For decades bleary-eyed parents had just two options for handling their child’s sleep problems: “cry-it-out" or make the best of the situation whilst waiting to see if their baby would become a better sleeper with time (i.e. "Wait-It-Out"). In recent years, and with the introduction of gentler strategies, baby sleep and how to save it has become much less “all or nothing!” Yet, many parents are still under the impression that teaching their baby to sleep well has to involve hours of crying,
CIO, or cry it out, is a controversial subject and one that has been dividing parents for at least 2 decades. But in the opinion of our expert sleep consultants, the larger problem with CIO is that some parents assume ALL sleep training is CIO; they assume that sleep training is just letting your baby cry until he/she stops waking up at night and stops waking early from naps. Cry It Out Is Not Sleep Training You can imagine how frustrating it is for our team to combat this misconception.
This article will outline two sleep training methods, including what many people know as "The Ferber Method". If you are just joining in, you may want to start from the beginning at Part 1 of my Baby Sleep Training (From No Cry to Cry) series. You may be interested in reading about the age to do cry-it-out and how cry-it-out will not change your child's personality. The Ferber / Check-and-Console Method(aka Ferberizing) This sleep training method entails allowing baby to cry while
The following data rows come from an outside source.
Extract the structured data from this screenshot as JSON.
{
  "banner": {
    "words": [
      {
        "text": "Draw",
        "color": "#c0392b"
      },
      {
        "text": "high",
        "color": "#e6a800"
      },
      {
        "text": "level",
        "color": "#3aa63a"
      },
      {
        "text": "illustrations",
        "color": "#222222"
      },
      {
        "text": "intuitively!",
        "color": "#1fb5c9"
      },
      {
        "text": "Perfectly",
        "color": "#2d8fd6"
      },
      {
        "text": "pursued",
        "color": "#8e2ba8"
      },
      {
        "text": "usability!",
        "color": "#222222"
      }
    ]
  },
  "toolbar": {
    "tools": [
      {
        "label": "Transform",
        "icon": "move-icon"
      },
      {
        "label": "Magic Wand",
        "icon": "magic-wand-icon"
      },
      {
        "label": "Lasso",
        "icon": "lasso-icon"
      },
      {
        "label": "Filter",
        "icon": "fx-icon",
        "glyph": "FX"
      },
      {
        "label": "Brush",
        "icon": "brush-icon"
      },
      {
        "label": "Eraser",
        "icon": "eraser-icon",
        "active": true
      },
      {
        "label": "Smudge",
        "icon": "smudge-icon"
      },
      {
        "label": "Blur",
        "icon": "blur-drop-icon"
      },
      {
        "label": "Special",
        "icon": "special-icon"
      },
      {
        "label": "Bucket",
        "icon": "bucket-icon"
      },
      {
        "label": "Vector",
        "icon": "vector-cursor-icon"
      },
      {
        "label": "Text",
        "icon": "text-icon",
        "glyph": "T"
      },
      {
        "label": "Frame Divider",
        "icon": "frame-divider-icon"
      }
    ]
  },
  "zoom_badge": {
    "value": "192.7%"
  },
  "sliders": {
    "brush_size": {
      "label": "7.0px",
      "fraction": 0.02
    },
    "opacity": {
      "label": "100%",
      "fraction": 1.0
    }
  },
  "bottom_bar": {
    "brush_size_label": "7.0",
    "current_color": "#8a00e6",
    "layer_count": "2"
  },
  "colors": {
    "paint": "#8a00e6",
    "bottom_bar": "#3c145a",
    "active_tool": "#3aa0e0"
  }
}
Today I will start a series of posts outlining the variety of sleep training methods that I recommend. I will post them in order (as I interpret them) from no (or very little) crying to the most (potential) crying. There are many variations of these methods, so I am only going to highlight the main gist of each method. Every parent can add tweaks here and there to accommodate their unique style and situation. At the end of the series, I will tell my story of my first son and, eventually, my
I thought I should first talk about my philosophy on helping your child learn healthy sleep habits. Sleep Training I don't define "sleep training " as cry-it-out (CIO). You don't have to let your child cry to teach healthy sleep habits. Some people seem to think they are synonymous and I disagree. Sleep training starts with respecting your child's need for sleep (Weissbluth) and doing your part to ensure they get the sleep they need. This does not mean throwing up your hands if